As I understand it that console hardware configuration is expandable - you could up to add another three monitors behind the ones you see in the pic.

Nick's picture

Some people might expect a big viewscreen because shows like Star Trek have normalised that on Federation vessels. The big viewscreen suits Federation style operation - collaborative and open - with frequently the whole bridge being invited to participate in or comment on whatever's happening on the viewscreen. It varies on other ships. Dominion vessels are at the other end of the spectrum with no viewscreen and unquestionable Vorta captains receiving all command related info through their visor.

In Star Wars large vessels tend not to have them, with bridge crew each having their own panels and often not all facing the same direction. The captain makes all command decisions and crew don't comment on them.

The ISDC being a military style organisation no large viewscreen on the bridge might make sense. If the bridge layout draws inspiration from submarines - captain's chair at the back in the middle and with their viewscreen in place of a periscope - many people would just see submarine-in-space and think that normal. There could be one or more conference rooms with big viewscreens for times / scenes when you need that.

mattm's picture

In this configuration the conn will have two panels, displaying a read-only version of the contacts board that also includes the compass and vessel EM output. The other screen will be the TOE grid. The screens can be repurposed as needed, though.

If we had a big viewscreen then, what would be useful to display on it? The TOE grid springs to mind, but that's of limited use if it's fixed in a 360º environment (or it could be linked to show whatever view the conn's TOE panel is showing).

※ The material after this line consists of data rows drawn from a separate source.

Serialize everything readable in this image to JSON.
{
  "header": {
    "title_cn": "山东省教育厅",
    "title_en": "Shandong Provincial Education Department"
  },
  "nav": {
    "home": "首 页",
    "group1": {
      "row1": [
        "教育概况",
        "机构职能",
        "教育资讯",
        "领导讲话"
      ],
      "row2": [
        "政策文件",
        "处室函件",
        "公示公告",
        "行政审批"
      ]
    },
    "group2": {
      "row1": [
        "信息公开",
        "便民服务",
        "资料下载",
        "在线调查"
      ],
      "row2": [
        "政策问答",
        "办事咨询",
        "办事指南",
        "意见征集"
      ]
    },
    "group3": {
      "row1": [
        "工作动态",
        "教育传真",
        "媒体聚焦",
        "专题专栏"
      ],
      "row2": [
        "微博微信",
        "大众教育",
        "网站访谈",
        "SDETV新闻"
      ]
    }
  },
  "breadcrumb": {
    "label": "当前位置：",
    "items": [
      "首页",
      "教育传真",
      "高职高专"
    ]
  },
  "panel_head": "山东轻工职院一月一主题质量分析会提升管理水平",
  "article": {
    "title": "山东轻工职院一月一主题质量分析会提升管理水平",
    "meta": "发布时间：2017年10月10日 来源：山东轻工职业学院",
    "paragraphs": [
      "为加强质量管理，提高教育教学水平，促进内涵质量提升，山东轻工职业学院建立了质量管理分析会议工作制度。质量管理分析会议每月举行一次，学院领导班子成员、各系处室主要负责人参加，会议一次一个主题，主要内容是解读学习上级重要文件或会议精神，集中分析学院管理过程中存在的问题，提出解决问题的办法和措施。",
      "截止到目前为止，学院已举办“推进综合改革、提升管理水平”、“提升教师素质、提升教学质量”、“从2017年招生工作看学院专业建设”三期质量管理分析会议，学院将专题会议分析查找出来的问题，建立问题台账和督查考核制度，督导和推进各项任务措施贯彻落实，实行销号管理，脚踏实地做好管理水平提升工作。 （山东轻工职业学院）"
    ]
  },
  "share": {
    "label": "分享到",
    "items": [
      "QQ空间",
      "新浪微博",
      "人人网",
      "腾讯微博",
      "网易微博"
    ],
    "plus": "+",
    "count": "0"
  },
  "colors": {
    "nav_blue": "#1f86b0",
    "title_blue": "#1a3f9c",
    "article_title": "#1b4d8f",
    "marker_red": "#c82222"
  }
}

The current configuration is by no means fixed - one of the points of the modular design is to provide for experiemntation and trying different options.